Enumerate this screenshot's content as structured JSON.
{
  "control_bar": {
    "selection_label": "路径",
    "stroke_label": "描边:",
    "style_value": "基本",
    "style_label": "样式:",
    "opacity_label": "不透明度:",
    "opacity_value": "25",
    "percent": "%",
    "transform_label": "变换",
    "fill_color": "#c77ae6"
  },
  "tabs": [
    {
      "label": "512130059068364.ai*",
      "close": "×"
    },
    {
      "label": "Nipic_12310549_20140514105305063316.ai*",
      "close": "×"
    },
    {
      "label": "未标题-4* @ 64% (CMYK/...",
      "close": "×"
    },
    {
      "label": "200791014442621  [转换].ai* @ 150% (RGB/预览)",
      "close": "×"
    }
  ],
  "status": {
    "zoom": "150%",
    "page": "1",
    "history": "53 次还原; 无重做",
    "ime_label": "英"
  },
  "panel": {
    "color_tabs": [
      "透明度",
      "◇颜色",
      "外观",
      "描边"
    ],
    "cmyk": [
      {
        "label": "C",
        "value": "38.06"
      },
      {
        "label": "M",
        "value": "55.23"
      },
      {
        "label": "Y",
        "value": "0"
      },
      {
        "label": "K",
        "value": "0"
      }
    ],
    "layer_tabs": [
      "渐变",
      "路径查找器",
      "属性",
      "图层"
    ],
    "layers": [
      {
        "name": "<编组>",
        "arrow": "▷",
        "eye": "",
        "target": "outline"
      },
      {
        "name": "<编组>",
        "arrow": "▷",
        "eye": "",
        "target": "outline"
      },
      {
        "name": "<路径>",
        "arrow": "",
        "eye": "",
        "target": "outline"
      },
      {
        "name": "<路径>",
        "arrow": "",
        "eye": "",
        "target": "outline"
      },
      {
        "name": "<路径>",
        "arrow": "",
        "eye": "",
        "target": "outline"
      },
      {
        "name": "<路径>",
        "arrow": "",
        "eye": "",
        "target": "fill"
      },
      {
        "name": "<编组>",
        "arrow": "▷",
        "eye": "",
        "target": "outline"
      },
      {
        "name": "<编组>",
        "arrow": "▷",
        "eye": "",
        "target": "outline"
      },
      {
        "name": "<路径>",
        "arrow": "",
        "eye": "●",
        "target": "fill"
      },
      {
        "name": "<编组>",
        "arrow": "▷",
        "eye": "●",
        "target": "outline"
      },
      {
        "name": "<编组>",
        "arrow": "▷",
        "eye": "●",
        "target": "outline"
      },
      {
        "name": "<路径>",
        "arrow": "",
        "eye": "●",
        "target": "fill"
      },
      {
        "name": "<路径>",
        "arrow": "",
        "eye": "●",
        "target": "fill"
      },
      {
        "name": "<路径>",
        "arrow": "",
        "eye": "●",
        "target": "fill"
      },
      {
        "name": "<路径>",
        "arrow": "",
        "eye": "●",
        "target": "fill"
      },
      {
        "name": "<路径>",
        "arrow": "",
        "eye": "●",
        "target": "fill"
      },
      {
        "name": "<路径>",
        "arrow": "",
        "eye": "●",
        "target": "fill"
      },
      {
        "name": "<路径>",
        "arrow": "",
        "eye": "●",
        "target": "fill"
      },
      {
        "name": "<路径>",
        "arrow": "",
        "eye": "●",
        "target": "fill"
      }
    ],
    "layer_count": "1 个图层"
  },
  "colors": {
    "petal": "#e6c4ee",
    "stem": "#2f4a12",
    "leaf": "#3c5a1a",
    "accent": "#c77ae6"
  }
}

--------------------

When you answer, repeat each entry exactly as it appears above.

Enumerate this screenshot's content as structured JSON.
{
  "control_bar": {
    "selection_label": "路径",
    "stroke_label": "描边:",
    "style_value": "基本",
    "style_label": "样式:",
    "opacity_label": "不透明度:",
    "opacity_value": "25",
    "percent": "%",
    "transform_label": "变换",
    "fill_color": "#c77ae6"
  },
  "tabs": [
    {
      "label": "512130059068364.ai*",
      "close": "×"
    },
    {
      "label": "Nipic_12310549_20140514105305063316.ai*",
      "close": "×"
    },
    {
      "label": "未标题-4* @ 64% (CMYK/...",
      "close": "×"
    },
    {
      "label": "200791014442621  [转换].ai* @ 150% (RGB/预览)",
      "close": "×"
    }
  ],
  "status": {
    "zoom": "150%",
    "page": "1",
    "history": "53 次还原; 无重做",
    "ime_label": "英"
  },
  "panel": {
    "color_tabs": [
      "透明度",
      "◇颜色",
      "外观",
      "描边"
    ],
    "cmyk": [
      {
        "label": "C",
        "value": "38.06"
      },
      {
        "label": "M",
        "value": "55.23"
      },
      {
        "label": "Y",
        "value": "0"
      },
      {
        "label": "K",
        "value": "0"
      }
    ],
    "layer_tabs": [
      "渐变",
      "路径查找器",
      "属性",
      "图层"
    ],
    "layers": [
      {
        "name": "<编组>",
        "arrow": "▷",
        "eye": "",
        "target": "outline"
      },
      {
        "name": "<编组>",
        "arrow": "▷",
        "eye": "",
        "target": "outline"
      },
      {
        "name": "<路径>",
        "arrow": "",
        "eye": "",
        "target": "outline"
      },
      {
        "name": "<路径>",
        "arrow": "",
        "eye": "",
        "target": "outline"
      },
      {
        "name": "<路径>",
        "arrow": "",
        "eye": "",
        "target": "outline"
      },
      {
        "name": "<路径>",
        "arrow": "",
        "eye": "",
        "target": "fill"
      },
      {
        "name": "<编组>",
        "arrow": "▷",
        "eye": "",
        "target": "outline"
      },
      {
        "name": "<编组>",
        "arrow": "▷",
        "eye": "",
        "target": "outline"
      },
      {
        "name": "<路径>",
        "arrow": "",
        "eye": "●",
        "target": "fill"
      },
      {
        "name": "<编组>",
        "arrow": "▷",
        "eye": "●",
        "target": "outline"
      },
      {
        "name": "<编组>",
        "arrow": "▷",
        "eye": "●",
        "target": "outline"
      },
      {
        "name": "<路径>",
        "arrow": "",
        "eye": "●",
        "target": "fill"
      },
      {
        "name": "<路径>",
        "arrow": "",
        "eye": "●",
        "target": "fill"
      },
      {
        "name": "<路径>",
        "arrow": "",
        "eye": "●",
        "target": "fill"
      },
      {
        "name": "<路径>",
        "arrow": "",
        "eye": "●",
        "target": "fill"
      },
      {
        "name": "<路径>",
        "arrow": "",
        "eye": "●",
        "target": "fill"
      },
      {
        "name": "<路径>",
        "arrow": "",
        "eye": "●",
        "target": "fill"
      },
      {
        "name": "<路径>",
        "arrow": "",
        "eye": "●",
        "target": "fill"
      },
      {
        "name": "<路径>",
        "arrow": "",
        "eye": "●",
        "target": "fill"
      }
    ],
    "layer_count": "1 个图层"
  },
  "colors": {
    "petal": "#e6c4ee",
    "stem": "#2f4a12",
    "leaf": "#3c5a1a",
    "accent": "#c77ae6"
  }
}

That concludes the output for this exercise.